[[ DATA, beginning ]]
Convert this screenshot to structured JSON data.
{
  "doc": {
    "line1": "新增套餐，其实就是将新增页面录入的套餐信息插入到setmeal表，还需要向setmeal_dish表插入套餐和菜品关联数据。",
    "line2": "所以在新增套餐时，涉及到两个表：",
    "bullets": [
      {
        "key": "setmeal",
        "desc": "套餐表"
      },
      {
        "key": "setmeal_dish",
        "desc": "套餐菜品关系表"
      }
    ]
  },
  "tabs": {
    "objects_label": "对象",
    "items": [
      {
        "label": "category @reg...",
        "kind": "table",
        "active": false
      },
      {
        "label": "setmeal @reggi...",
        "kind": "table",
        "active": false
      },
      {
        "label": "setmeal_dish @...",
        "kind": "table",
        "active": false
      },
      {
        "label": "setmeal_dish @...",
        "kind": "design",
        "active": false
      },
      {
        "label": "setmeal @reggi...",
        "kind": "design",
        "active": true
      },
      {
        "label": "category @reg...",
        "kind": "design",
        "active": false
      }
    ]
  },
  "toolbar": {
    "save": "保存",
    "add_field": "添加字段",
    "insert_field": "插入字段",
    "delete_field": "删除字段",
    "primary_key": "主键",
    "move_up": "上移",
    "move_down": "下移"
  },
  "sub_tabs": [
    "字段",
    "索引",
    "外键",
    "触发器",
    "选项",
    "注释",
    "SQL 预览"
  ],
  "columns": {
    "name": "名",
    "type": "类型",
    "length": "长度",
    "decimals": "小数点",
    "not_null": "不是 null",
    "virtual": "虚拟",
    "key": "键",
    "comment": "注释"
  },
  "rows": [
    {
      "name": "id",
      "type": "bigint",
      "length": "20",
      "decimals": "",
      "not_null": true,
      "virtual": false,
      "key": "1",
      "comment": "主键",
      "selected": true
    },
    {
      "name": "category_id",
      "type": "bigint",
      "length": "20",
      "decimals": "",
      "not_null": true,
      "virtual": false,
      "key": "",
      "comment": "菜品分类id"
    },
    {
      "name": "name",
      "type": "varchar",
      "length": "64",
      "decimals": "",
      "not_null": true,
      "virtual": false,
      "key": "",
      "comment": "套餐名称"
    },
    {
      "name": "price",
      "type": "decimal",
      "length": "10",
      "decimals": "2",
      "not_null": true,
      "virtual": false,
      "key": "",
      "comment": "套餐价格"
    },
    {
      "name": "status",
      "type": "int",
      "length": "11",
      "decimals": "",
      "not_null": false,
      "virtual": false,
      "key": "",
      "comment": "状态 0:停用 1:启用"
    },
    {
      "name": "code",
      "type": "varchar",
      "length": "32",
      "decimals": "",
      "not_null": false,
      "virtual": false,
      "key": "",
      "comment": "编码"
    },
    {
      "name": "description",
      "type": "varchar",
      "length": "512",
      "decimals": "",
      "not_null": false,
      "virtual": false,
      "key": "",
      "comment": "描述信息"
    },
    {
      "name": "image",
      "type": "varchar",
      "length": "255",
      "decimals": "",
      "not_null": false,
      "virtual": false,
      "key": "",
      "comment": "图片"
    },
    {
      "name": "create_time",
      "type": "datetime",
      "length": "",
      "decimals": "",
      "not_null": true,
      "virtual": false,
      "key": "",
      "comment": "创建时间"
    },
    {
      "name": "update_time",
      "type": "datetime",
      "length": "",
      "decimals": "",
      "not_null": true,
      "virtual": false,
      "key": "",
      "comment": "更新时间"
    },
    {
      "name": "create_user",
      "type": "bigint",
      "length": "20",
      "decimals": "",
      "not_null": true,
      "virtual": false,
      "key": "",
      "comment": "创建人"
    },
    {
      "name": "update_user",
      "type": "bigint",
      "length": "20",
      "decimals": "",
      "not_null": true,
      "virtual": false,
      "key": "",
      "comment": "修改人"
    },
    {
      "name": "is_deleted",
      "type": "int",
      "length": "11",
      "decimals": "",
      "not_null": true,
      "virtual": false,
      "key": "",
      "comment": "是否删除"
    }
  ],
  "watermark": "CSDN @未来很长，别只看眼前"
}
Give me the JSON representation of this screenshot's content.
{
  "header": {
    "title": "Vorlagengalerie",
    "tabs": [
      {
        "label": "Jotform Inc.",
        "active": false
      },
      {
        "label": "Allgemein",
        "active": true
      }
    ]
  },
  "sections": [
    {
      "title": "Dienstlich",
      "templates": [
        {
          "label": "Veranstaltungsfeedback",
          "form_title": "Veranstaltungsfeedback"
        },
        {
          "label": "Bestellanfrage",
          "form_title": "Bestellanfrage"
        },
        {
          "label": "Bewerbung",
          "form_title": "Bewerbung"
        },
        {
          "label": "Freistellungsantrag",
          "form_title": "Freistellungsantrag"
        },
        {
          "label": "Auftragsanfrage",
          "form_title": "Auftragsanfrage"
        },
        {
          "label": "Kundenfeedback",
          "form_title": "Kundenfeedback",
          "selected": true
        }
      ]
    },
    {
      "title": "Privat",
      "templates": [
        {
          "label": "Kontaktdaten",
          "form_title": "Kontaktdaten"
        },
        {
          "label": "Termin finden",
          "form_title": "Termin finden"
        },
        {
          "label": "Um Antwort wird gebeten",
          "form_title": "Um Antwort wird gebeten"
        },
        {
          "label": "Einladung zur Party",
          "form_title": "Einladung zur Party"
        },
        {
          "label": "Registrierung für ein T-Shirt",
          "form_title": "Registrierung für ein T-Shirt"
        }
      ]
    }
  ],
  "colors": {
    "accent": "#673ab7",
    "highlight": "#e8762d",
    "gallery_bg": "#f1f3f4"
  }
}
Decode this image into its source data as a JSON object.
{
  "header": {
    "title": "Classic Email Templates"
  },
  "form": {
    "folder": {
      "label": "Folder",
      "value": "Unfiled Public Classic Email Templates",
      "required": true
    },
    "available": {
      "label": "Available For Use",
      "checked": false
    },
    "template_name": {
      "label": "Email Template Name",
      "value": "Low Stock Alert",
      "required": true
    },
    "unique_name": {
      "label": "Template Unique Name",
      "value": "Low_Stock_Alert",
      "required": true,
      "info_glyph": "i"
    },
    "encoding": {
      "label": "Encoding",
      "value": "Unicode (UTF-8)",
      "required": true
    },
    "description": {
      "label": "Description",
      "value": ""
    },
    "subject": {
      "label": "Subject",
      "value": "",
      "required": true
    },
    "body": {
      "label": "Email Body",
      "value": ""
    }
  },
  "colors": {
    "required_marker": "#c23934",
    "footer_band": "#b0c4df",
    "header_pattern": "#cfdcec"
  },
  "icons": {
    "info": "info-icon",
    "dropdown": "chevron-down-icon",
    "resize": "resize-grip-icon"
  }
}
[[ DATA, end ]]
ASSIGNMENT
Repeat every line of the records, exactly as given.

RESPONSE FOR THIS EXERCISE
Convert this screenshot to structured JSON data.
{
  "doc": {
    "line1": "新增套餐，其实就是将新增页面录入的套餐信息插入到setmeal表，还需要向setmeal_dish表插入套餐和菜品关联数据。",
    "line2": "所以在新增套餐时，涉及到两个表：",
    "bullets": [
      {
        "key": "setmeal",
        "desc": "套餐表"
      },
      {
        "key": "setmeal_dish",
        "desc": "套餐菜品关系表"
      }
    ]
  },
  "tabs": {
    "objects_label": "对象",
    "items": [
      {
        "label": "category @reg...",
        "kind": "table",
        "active": false
      },
      {
        "label": "setmeal @reggi...",
        "kind": "table",
        "active": false
      },
      {
        "label": "setmeal_dish @...",
        "kind": "table",
        "active": false
      },
      {
        "label": "setmeal_dish @...",
        "kind": "design",
        "active": false
      },
      {
        "label": "setmeal @reggi...",
        "kind": "design",
        "active": true
      },
      {
        "label": "category @reg...",
        "kind": "design",
        "active": false
      }
    ]
  },
  "toolbar": {
    "save": "保存",
    "add_field": "添加字段",
    "insert_field": "插入字段",
    "delete_field": "删除字段",
    "primary_key": "主键",
    "move_up": "上移",
    "move_down": "下移"
  },
  "sub_tabs": [
    "字段",
    "索引",
    "外键",
    "触发器",
    "选项",
    "注释",
    "SQL 预览"
  ],
  "columns": {
    "name": "名",
    "type": "类型",
    "length": "长度",
    "decimals": "小数点",
    "not_null": "不是 null",
    "virtual": "虚拟",
    "key": "键",
    "comment": "注释"
  },
  "rows": [
    {
      "name": "id",
      "type": "bigint",
      "length": "20",
      "decimals": "",
      "not_null": true,
      "virtual": false,
      "key": "1",
      "comment": "主键",
      "selected": true
    },
    {
      "name": "category_id",
      "type": "bigint",
      "length": "20",
      "decimals": "",
      "not_null": true,
      "virtual": false,
      "key": "",
      "comment": "菜品分类id"
    },
    {
      "name": "name",
      "type": "varchar",
      "length": "64",
      "decimals": "",
      "not_null": true,
      "virtual": false,
      "key": "",
      "comment": "套餐名称"
    },
    {
      "name": "price",
      "type": "decimal",
      "length": "10",
      "decimals": "2",
      "not_null": true,
      "virtual": false,
      "key": "",
      "comment": "套餐价格"
    },
    {
      "name": "status",
      "type": "int",
      "length": "11",
      "decimals": "",
      "not_null": false,
      "virtual": false,
      "key": "",
      "comment": "状态 0:停用 1:启用"
    },
    {
      "name": "code",
      "type": "varchar",
      "length": "32",
      "decimals": "",
      "not_null": false,
      "virtual": false,
      "key": "",
      "comment": "编码"
    },
    {
      "name": "description",
      "type": "varchar",
      "length": "512",
      "decimals": "",
      "not_null": false,
      "virtual": false,
      "key": "",
      "comment": "描述信息"
    },
    {
      "name": "image",
      "type": "varchar",
      "length": "255",
      "decimals": "",
      "not_null": false,
      "virtual": false,
      "key": "",
      "comment": "图片"
    },
    {
      "name": "create_time",
      "type": "datetime",
      "length": "",
      "decimals": "",
      "not_null": true,
      "virtual": false,
      "key": "",
      "comment": "创建时间"
    },
    {
      "name": "update_time",
      "type": "datetime",
      "length": "",
      "decimals": "",
      "not_null": true,
      "virtual": false,
      "key": "",
      "comment": "更新时间"
    },
    {
      "name": "create_user",
      "type": "bigint",
      "length": "20",
      "decimals": "",
      "not_null": true,
      "virtual": false,
      "key": "",
      "comment": "创建人"
    },
    {
      "name": "update_user",
      "type": "bigint",
      "length": "20",
      "decimals": "",
      "not_null": true,
      "virtual": false,
      "key": "",
      "comment": "修改人"
    },
    {
      "name": "is_deleted",
      "type": "int",
      "length": "11",
      "decimals": "",
      "not_null": true,
      "virtual": false,
      "key": "",
      "comment": "是否删除"
    }
  ],
  "watermark": "CSDN @未来很长，别只看眼前"
}
Give me the JSON representation of this screenshot's content.
{
  "header": {
    "title": "Vorlagengalerie",
    "tabs": [
      {
        "label": "Jotform Inc.",
        "active": false
      },
      {
        "label": "Allgemein",
        "active": true
      }
    ]
  },
  "sections": [
    {
      "title": "Dienstlich",
      "templates": [
        {
          "label": "Veranstaltungsfeedback",
          "form_title": "Veranstaltungsfeedback"
        },
        {
          "label": "Bestellanfrage",
          "form_title": "Bestellanfrage"
        },
        {
          "label": "Bewerbung",
          "form_title": "Bewerbung"
        },
        {
          "label": "Freistellungsantrag",
          "form_title": "Freistellungsantrag"
        },
        {
          "label": "Auftragsanfrage",
          "form_title": "Auftragsanfrage"
        },
        {
          "label": "Kundenfeedback",
          "form_title": "Kundenfeedback",
          "selected": true
        }
      ]
    },
    {
      "title": "Privat",
      "templates": [
        {
          "label": "Kontaktdaten",
          "form_title": "Kontaktdaten"
        },
        {
          "label": "Termin finden",
          "form_title": "Termin finden"
        },
        {
          "label": "Um Antwort wird gebeten",
          "form_title": "Um Antwort wird gebeten"
        },
        {
          "label": "Einladung zur Party",
          "form_title": "Einladung zur Party"
        },
        {
          "label": "Registrierung für ein T-Shirt",
          "form_title": "Registrierung für ein T-Shirt"
        }
      ]
    }
  ],
  "colors": {
    "accent": "#673ab7",
    "highlight": "#e8762d",
    "gallery_bg": "#f1f3f4"
  }
}
Decode this image into its source data as a JSON object.
{
  "header": {
    "title": "Classic Email Templates"
  },
  "form": {
    "folder": {
      "label": "Folder",
      "value": "Unfiled Public Classic Email Templates",
      "required": true
    },
    "available": {
      "label": "Available For Use",
      "checked": false
    },
    "template_name": {
      "label": "Email Template Name",
      "value": "Low Stock Alert",
      "required": true
    },
    "unique_name": {
      "label": "Template Unique Name",
      "value": "Low_Stock_Alert",
      "required": true,
      "info_glyph": "i"
    },
    "encoding": {
      "label": "Encoding",
      "value": "Unicode (UTF-8)",
      "required": true
    },
    "description": {
      "label": "Description",
      "value": ""
    },
    "subject": {
      "label": "Subject",
      "value": "",
      "required": true
    },
    "body": {
      "label": "Email Body",
      "value": ""
    }
  },
  "colors": {
    "required_marker": "#c23934",
    "footer_band": "#b0c4df",
    "header_pattern": "#cfdcec"
  },
  "icons": {
    "info": "info-icon",
    "dropdown": "chevron-down-icon",
    "resize": "resize-grip-icon"
  }
}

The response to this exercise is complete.